Dataset rows for apps and sites:
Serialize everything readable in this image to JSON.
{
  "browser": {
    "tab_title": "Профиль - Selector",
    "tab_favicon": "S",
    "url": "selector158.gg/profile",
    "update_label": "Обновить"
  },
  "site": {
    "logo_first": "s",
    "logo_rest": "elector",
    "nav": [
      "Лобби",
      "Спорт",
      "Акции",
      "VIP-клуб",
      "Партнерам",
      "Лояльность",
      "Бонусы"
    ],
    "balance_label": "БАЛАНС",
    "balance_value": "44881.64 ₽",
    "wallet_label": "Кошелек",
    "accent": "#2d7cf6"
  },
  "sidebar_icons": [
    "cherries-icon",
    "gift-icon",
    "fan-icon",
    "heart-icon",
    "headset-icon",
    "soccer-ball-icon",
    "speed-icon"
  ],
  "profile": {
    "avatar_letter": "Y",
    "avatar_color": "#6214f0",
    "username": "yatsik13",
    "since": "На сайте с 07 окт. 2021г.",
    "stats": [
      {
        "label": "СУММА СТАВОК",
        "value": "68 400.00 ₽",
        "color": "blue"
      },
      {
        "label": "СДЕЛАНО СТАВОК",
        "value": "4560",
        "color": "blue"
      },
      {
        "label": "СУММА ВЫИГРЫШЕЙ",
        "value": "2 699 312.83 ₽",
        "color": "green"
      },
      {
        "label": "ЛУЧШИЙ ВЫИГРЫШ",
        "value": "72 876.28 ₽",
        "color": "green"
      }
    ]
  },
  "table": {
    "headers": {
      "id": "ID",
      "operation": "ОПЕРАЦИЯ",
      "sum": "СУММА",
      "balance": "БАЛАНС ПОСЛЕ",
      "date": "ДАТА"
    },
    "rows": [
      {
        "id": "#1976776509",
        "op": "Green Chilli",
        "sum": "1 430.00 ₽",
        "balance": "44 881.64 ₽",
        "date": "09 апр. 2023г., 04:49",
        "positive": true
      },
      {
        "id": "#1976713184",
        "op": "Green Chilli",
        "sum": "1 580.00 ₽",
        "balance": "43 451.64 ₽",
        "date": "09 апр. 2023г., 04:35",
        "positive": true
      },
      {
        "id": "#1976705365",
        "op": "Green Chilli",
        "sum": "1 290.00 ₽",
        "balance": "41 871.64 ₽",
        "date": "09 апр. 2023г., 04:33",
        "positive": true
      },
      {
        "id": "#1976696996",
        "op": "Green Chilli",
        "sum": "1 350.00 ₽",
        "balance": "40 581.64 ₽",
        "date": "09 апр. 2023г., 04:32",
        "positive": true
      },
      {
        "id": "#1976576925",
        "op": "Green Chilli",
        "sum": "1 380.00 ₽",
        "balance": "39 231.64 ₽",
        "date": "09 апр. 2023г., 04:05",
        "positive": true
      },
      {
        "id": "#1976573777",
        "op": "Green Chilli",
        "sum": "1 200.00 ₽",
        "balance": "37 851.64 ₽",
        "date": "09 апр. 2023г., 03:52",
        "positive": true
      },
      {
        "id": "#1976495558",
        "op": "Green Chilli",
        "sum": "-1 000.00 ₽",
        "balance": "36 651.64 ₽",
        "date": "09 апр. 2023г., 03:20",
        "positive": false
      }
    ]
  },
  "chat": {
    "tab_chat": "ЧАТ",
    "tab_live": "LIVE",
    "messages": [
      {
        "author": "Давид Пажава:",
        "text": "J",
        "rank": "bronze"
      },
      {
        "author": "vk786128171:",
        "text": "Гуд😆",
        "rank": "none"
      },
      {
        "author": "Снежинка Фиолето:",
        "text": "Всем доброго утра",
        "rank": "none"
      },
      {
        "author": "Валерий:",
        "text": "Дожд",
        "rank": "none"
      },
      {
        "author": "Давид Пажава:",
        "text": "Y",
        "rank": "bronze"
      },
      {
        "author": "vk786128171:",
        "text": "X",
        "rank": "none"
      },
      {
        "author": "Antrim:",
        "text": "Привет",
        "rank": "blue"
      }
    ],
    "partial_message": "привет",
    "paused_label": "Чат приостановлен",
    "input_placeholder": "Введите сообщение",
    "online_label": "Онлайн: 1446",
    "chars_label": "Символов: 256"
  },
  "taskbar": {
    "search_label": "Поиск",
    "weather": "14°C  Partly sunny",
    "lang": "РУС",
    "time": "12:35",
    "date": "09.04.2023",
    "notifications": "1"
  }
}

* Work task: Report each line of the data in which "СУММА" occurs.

* Expected answer:
        "label": "СУММА СТАВОК",
        "label": "СУММА ВЫИГРЫШЕЙ",
      "sum": "СУММА",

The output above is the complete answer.